For the listing that follows, report how many lines contain the string "Breakfast", giving the number alone.

________________

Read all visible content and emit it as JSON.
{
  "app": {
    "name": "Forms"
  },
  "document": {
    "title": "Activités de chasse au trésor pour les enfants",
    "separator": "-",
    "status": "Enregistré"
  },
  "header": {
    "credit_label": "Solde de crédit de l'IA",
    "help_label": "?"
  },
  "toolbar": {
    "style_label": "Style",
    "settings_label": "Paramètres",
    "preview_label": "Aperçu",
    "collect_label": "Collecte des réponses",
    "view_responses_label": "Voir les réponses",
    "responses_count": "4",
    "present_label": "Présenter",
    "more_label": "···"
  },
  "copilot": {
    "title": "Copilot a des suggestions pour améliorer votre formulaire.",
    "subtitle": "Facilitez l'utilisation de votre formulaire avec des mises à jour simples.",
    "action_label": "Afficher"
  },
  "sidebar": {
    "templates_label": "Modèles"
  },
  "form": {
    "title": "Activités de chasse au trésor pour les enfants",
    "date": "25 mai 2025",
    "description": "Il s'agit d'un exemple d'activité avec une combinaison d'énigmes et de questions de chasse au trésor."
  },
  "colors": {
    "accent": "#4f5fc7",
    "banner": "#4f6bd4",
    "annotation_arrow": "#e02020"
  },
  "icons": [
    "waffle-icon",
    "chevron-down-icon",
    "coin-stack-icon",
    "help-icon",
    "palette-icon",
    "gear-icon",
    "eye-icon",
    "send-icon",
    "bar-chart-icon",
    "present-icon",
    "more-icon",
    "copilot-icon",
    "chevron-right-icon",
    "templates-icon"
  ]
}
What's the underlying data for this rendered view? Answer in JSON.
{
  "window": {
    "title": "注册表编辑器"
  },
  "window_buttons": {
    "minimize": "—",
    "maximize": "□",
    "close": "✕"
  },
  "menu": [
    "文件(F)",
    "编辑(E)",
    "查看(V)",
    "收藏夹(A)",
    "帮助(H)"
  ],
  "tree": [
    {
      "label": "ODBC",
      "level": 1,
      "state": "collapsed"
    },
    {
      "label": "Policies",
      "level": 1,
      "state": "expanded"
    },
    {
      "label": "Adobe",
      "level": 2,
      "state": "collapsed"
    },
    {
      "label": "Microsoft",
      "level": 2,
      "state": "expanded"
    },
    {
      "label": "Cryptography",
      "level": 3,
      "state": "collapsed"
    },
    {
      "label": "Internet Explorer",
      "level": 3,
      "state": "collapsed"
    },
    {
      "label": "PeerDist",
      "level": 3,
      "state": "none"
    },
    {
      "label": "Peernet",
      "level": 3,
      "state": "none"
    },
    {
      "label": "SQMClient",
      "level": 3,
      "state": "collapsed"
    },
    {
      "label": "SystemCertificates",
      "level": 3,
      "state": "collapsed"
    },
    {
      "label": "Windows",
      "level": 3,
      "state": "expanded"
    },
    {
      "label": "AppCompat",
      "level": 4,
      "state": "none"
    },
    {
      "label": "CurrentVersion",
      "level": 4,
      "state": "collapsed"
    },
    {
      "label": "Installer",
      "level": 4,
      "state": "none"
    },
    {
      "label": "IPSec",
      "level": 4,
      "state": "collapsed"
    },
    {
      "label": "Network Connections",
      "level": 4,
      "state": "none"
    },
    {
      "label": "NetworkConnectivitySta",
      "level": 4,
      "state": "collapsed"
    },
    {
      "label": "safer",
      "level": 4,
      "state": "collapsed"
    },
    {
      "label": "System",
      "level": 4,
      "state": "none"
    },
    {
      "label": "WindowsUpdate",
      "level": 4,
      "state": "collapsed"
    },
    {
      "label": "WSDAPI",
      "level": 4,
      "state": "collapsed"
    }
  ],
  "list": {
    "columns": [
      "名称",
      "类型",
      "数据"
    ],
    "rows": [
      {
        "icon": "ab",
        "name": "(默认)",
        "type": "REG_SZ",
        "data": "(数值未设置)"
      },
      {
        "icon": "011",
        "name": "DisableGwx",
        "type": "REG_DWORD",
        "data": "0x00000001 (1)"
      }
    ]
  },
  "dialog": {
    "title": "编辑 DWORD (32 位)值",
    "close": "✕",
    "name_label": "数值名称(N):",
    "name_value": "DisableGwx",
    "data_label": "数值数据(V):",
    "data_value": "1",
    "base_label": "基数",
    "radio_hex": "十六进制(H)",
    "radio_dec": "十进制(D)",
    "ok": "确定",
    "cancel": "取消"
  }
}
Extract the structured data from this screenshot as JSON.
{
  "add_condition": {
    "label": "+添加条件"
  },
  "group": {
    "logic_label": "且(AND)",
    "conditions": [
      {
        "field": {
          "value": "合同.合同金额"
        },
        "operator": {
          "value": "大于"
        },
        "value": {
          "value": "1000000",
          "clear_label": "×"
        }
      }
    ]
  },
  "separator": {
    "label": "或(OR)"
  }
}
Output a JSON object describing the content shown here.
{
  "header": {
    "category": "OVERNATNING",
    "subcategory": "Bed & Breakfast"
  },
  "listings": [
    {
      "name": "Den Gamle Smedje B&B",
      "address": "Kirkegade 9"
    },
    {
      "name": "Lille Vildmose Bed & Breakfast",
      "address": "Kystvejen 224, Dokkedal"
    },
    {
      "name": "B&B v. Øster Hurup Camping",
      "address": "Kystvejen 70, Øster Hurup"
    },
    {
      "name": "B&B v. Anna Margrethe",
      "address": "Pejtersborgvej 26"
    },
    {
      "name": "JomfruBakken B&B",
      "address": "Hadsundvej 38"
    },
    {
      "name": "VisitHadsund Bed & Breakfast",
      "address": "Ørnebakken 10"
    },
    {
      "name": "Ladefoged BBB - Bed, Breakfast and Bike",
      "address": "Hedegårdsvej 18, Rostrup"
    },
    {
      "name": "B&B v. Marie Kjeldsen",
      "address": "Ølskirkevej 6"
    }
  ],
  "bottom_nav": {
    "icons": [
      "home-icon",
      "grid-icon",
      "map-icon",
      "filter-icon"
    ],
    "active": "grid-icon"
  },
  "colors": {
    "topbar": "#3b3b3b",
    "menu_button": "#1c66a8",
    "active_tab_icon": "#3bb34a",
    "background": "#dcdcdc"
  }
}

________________

## Result of this task
4